We started in 2012, so this will be our fourth season. Our biggest challenge has been fighting hops downy mildew. However, we have some solid extension agents who have coached us along the way. At one point we wanted to completely dig up a section of yard. Today, that section shows no signs of DM and is fully loaded with cones. We are happy we have such wonderful agents within driving distance of our yard in Virginia.
Each hop cone, or female flower, prepares for a career in beer by progressing from a burr (top image) to a cone (bottom image).
Interest in the industry has grown steadily in the past few years and as a result we have seen many people join the Old Dominion Hops Cooperative. You have been an active member of this grower group for several years now. What is your outlook on ODHC and the changes you have seen as interest in hops has grown?
I love the folks within the Old Dominion Hops Cooperative. It has changed drastically since my first meeting in an old barn. We now have large meetings with video and conference call-ins, a new logo, and a solid team of folks leading various departments. We are a rapidly growing growers organization. The ODHC represents many states along the east coast. I would encourage anyone growing hops in the Southeast to consider joining the ODHC. Devon Kistler, our chairman, has done a wonderful job expanding the functionality of the cooperative.
You have a strong online presence, particularly on social media. Tell us more about how you use this kind of outreach.
We use social media all the time. We love sharing our passion with folks. Whether they are craft beer drinkers, home brewers, family, friends, breweries and brewery owners, we love to show everyone what we are up to. Social media is a great way for folks to actually meet the farmer and see the farm without having to visit. I always tell folks, check out our social accounts for more info on who we are. Your social presence ultimately represents who you are. You can find us on Facebook, Twitter, Instagram and Vimeo.
Do you have any advice for others who are interested in growing hops?
My advice is to start small and expand small. Visit and volunteer at other hops farms if possible. Learn as much by doing online research. NC State has a lot of good research. Start with quality rhizomes or Virus Free plant material. There are many great vendors out there and many not so great. Know your plant growers. We made some mistakes and bought poor quality material. It came back to bite us. Start with some Cascade if not all Cascade. Not only does it sell, but it grows well and will give you an idea of how this crop grows. You will set yourself up for success in year one. Then expand with others. There is so much advice I could be giving right now. This is one of the most difficult crops to grow. Lastly, please do not buy into the hype of hops being a cash crop. It is not.
Do you have any successes you would like to share from this season?

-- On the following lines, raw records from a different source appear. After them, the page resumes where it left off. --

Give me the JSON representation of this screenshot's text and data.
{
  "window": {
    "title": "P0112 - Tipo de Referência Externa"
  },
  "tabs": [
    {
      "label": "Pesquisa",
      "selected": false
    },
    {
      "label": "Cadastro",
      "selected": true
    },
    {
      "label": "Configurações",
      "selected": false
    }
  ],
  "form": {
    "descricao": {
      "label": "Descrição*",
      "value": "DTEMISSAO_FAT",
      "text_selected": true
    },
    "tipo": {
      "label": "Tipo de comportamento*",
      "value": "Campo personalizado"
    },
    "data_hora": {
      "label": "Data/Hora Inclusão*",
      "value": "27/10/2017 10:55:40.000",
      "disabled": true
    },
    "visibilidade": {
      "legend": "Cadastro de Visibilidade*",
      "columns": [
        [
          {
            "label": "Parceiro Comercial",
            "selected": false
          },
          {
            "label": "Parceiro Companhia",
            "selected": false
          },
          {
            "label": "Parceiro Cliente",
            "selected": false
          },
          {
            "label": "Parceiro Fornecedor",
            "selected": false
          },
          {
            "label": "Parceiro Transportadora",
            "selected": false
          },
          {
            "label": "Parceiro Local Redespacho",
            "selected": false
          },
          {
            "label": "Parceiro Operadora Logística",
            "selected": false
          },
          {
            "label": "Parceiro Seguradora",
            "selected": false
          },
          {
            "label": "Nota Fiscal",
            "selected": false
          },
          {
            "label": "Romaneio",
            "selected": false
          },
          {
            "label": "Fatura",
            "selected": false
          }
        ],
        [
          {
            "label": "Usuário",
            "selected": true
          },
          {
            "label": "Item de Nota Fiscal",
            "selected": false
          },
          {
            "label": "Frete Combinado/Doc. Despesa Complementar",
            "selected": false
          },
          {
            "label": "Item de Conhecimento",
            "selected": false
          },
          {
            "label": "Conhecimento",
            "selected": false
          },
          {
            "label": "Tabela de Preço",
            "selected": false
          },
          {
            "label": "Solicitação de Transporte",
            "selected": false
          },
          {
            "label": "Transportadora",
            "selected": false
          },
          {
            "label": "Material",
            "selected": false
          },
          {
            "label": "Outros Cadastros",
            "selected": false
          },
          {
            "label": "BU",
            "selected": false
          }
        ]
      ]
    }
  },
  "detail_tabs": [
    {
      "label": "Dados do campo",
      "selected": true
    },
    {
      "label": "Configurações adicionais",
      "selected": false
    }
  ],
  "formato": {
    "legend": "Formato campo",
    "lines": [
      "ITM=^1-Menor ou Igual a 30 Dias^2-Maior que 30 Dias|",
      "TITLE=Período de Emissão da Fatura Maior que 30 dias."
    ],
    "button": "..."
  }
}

Piedmont Hops has grown quite a bit over the years. In 2012 we started with about 70 or 80 plants. We now have over 800. The bulk of the crop is grown in Virginia, but we will be expanding a bit in North Carolina this fall. Between the two farms, we should have over 1,000 crowns. Steve represents the North Carolina growers within the ODHC. I have taken a volunteer spot within the Hops Growers of America. There is a small growers section developed and we will be collecting national data. I have been chosen to represent our region, mainly North Carolina and Virginia.
Your hops are showing up in local beers—would you like to share where some of them might be headed this year?
Our hops will show up locally in the RVA IPA by Hardywood Park Craft Brewery. This will be our third year working with them. Many of our hops are picked and delivered to North Carolina for fresh hopped ales. Our Nugget is heading way down south to Florida. From the several farm tours we have done and hops we have delivered, our customers and future customers love our product. With repeat customers in Virginia and North Carolina over the last three seasons, that is a great testament to the quality of our cones.
Additional Resources for Readers:
Piedmont Hops website and Facebook page
Old Dominion Hops Cooperative
Virginia Cooperative Extension’s Hops Page
North Carolina Hops Project